What is expected | Within the records below, filter for lines carrying the word "pretium" and copy them.

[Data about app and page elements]
■ ■ ■ ■ ■ ■ ■

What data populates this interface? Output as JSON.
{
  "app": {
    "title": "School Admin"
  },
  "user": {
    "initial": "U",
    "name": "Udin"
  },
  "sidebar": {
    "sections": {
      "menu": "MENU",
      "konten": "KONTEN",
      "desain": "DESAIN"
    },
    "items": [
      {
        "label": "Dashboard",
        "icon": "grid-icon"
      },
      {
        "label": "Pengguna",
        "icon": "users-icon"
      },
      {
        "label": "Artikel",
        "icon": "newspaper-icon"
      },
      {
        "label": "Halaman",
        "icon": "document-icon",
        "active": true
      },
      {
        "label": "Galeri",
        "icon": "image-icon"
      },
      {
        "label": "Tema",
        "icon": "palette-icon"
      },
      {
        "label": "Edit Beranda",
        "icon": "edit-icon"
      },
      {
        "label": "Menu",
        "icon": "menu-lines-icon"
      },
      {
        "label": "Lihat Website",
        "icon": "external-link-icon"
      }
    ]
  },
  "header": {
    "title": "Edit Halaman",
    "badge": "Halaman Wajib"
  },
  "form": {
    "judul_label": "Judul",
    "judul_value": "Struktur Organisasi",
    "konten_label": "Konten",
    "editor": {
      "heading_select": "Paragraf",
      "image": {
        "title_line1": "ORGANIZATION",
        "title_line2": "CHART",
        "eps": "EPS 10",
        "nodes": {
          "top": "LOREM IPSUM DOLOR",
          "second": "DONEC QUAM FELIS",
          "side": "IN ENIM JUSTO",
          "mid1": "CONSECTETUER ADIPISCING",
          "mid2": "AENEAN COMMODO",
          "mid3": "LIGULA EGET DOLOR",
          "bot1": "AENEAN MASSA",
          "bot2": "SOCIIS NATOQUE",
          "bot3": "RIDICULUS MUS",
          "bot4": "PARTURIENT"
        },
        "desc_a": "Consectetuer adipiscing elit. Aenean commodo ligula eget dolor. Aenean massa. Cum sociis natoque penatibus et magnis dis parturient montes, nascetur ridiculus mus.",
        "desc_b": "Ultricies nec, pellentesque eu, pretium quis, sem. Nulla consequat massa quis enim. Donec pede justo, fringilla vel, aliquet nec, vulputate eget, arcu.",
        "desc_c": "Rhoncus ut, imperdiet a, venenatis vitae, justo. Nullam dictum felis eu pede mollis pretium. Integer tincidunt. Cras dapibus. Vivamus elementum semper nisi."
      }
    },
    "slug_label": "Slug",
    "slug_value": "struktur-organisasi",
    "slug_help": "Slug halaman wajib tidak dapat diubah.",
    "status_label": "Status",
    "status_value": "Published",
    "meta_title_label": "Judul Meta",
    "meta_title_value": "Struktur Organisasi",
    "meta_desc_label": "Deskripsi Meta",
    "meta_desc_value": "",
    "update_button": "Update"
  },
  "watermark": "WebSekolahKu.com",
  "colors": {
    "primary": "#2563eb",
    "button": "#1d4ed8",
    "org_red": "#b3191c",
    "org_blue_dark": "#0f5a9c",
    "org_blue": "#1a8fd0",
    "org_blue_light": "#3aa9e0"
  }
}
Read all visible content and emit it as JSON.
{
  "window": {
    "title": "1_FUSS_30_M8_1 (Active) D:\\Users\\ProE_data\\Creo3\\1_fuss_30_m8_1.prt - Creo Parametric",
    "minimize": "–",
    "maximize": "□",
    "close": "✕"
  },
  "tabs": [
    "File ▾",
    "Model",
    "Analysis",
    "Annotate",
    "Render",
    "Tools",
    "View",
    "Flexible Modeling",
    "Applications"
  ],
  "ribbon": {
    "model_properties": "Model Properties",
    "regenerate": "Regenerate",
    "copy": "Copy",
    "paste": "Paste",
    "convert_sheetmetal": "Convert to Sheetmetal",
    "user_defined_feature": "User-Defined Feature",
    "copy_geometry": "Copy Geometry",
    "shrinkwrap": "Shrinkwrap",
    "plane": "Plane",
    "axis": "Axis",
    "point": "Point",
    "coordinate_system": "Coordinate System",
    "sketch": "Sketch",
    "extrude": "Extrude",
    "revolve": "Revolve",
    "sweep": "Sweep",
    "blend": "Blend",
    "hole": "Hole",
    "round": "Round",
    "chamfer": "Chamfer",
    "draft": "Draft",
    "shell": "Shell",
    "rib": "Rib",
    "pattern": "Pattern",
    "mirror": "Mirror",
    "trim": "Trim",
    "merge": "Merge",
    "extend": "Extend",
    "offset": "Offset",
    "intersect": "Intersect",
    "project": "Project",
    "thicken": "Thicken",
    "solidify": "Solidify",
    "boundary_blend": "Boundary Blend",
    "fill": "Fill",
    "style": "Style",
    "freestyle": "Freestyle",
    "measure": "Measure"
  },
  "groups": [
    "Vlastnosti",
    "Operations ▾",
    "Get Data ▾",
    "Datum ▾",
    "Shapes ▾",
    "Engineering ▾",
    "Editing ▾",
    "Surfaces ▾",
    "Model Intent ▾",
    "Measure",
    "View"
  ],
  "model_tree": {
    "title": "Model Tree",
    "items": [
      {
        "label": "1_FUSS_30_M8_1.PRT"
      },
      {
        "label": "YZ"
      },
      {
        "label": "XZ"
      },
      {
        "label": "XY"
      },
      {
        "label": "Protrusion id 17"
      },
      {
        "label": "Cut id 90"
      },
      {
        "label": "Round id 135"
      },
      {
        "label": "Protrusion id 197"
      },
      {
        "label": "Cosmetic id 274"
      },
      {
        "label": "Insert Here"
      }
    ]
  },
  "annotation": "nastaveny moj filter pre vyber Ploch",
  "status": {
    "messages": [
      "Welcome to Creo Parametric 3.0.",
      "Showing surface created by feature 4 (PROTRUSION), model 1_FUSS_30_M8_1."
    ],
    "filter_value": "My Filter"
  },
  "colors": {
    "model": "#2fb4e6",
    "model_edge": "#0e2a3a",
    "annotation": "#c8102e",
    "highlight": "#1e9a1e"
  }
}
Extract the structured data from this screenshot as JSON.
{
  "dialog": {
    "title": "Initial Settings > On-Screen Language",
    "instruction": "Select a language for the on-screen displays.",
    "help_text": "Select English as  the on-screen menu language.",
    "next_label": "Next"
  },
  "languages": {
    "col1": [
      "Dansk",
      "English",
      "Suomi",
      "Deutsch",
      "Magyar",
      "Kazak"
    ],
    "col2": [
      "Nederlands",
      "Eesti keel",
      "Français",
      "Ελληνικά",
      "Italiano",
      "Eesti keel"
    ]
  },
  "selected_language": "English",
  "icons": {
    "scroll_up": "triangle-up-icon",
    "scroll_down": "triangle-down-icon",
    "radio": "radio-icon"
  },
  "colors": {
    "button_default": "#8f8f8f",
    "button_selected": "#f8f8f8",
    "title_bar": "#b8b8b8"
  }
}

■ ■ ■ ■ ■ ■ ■

Problem solution |
        "desc_b": "Ultricies nec, pellentesque eu, pretium quis, sem. Nulla consequat massa quis enim. Donec pede justo, fringilla vel, aliquet nec, vulputate eget, arcu.",
        "desc_c": "Rhoncus ut, imperdiet a, venenatis vitae, justo. Nullam dictum felis eu pede mollis pretium. Integer tincidunt. Cras dapibus. Vivamus elementum semper nisi."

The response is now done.